══ PROVIDED ENTRIES ══

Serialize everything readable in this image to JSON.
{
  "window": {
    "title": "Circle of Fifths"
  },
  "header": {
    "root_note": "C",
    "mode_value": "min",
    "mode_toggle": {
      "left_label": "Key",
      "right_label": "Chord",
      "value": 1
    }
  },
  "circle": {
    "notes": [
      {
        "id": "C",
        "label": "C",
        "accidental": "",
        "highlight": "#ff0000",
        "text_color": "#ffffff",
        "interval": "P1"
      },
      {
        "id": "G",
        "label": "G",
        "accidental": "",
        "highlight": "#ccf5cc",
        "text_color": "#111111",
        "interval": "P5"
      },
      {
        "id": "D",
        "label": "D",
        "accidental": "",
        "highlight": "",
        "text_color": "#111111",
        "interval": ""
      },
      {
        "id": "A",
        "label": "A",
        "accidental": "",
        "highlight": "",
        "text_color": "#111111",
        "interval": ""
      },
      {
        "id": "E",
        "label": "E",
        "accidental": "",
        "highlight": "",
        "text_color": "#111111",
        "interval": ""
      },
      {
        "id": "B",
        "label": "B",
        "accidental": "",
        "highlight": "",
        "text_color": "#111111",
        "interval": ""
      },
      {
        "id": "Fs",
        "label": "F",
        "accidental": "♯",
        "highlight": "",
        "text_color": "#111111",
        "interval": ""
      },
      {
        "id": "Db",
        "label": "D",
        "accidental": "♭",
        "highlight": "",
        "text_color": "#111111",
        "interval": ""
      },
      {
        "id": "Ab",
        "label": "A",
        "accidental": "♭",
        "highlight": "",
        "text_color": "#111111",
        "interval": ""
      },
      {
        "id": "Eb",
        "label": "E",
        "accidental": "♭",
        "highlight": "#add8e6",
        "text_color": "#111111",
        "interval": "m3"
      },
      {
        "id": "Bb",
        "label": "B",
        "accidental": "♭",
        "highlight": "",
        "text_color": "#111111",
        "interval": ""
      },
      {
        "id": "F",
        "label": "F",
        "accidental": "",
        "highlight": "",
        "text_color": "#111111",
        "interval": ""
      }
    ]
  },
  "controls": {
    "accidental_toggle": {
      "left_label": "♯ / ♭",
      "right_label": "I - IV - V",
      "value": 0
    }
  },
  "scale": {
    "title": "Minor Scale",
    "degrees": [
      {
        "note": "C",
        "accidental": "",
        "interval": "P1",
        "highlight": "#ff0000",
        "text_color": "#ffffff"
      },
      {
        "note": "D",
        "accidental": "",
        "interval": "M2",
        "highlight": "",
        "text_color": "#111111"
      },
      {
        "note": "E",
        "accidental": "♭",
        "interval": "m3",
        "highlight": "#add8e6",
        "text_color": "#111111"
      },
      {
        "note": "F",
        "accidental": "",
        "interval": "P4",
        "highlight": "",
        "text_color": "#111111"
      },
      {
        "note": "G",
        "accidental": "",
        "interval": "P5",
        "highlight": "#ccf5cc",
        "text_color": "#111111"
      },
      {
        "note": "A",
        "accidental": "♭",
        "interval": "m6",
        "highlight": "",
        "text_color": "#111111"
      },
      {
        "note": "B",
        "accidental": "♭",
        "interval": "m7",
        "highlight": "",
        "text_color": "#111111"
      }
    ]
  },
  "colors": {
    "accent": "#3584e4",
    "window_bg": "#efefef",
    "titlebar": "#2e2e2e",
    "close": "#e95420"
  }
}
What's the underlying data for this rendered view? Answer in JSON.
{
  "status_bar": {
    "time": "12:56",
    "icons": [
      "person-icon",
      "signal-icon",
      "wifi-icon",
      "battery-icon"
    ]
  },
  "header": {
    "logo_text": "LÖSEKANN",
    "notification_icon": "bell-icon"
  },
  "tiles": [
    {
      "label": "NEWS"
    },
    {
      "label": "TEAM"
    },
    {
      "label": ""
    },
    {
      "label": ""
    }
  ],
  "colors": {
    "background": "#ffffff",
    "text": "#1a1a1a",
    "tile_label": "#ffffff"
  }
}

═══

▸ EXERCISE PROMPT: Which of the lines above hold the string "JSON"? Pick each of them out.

▸ YOUR SOLUTION:
Serialize everything readable in this image to JSON.
What's the underlying data for this rendered view? Answer in JSON.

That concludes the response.